To understand the effects of how the housing crisis of 2007 affects low-income families today, one must first understand what sparked the crisis and what the crisis was. Beginning in the 1990s, but quickly accelerating after the year 2000, the price on housing rose at a much higher rate than ever before. These houses were primarily located along both coasts of America, especially in selective metropolitan areas such as California and Florida. The boom in the prices of houses led to a massive increase of mortgage lending through banks for investors and new homeowners. The rising cost of housing caused a large quantity of people to take out unorthodox, risky, and larger mortgages than ever before, which only helped to fuel the housing bubble (Schwartz, 2010, p.16-19). .

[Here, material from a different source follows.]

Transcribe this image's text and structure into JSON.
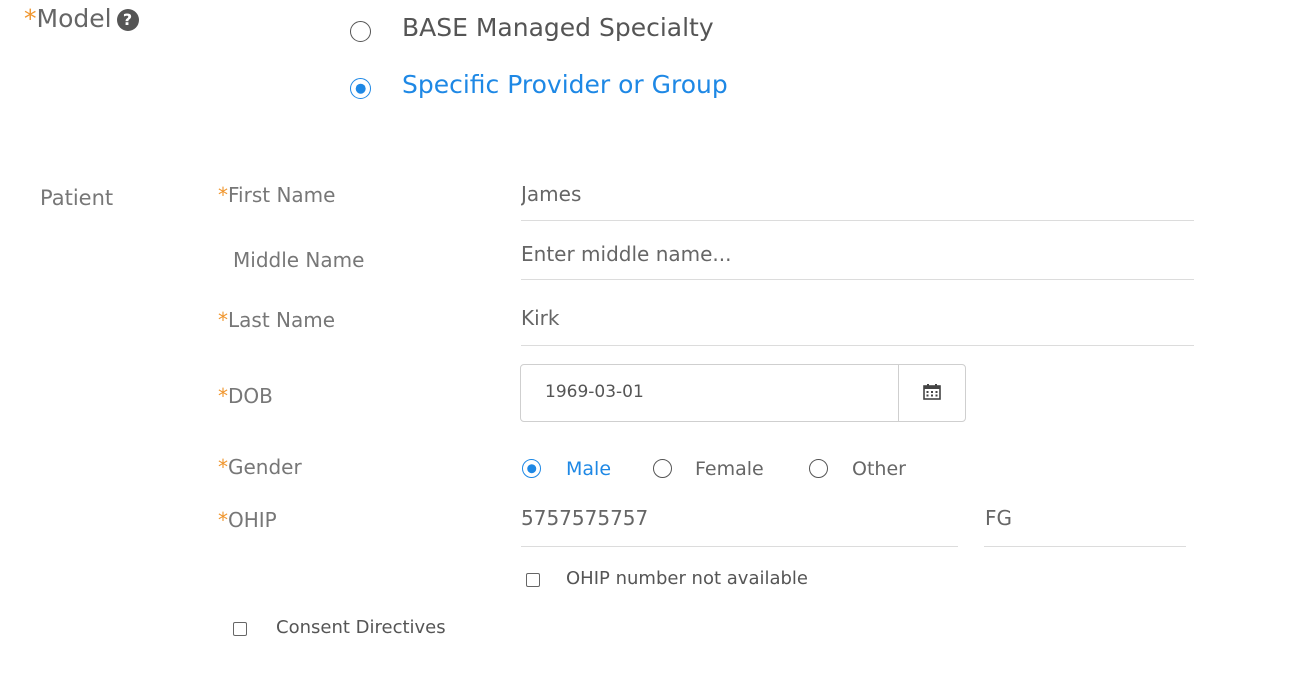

There is a compilation of new banking policies that helped fuel the housing bubble, which eventually made the bubble burst. There was not one issue, but multiple issues that ultimately contributed to the failure of the housing market. One big issue in the increase of housing prices was the lack of down payment. Before the housing bubble started, it was custom to pay 10% to 20% of the said housing price, and then pay off the rest in the coming years; however, during the bubble, it was common to pay 5% or even 0% down payment, otherwise known as zero down financing (Robertson, 2012). Banks and borrowers believed that they could depend on their home as a viable investment for the future. This belief set up for imminent danger in the future. It wasn't before long that prices of houses began to peak and fall, causing many problems for borrowers with little to no equity on their homes. Between the years 2002 and 2006, housing prices soared exponentially like never before(Schwartz, 2010, p.17). .
As the prices of housing increased, buyers and lenders had to find new financing strategies to make things more affordable in order to attract buyers.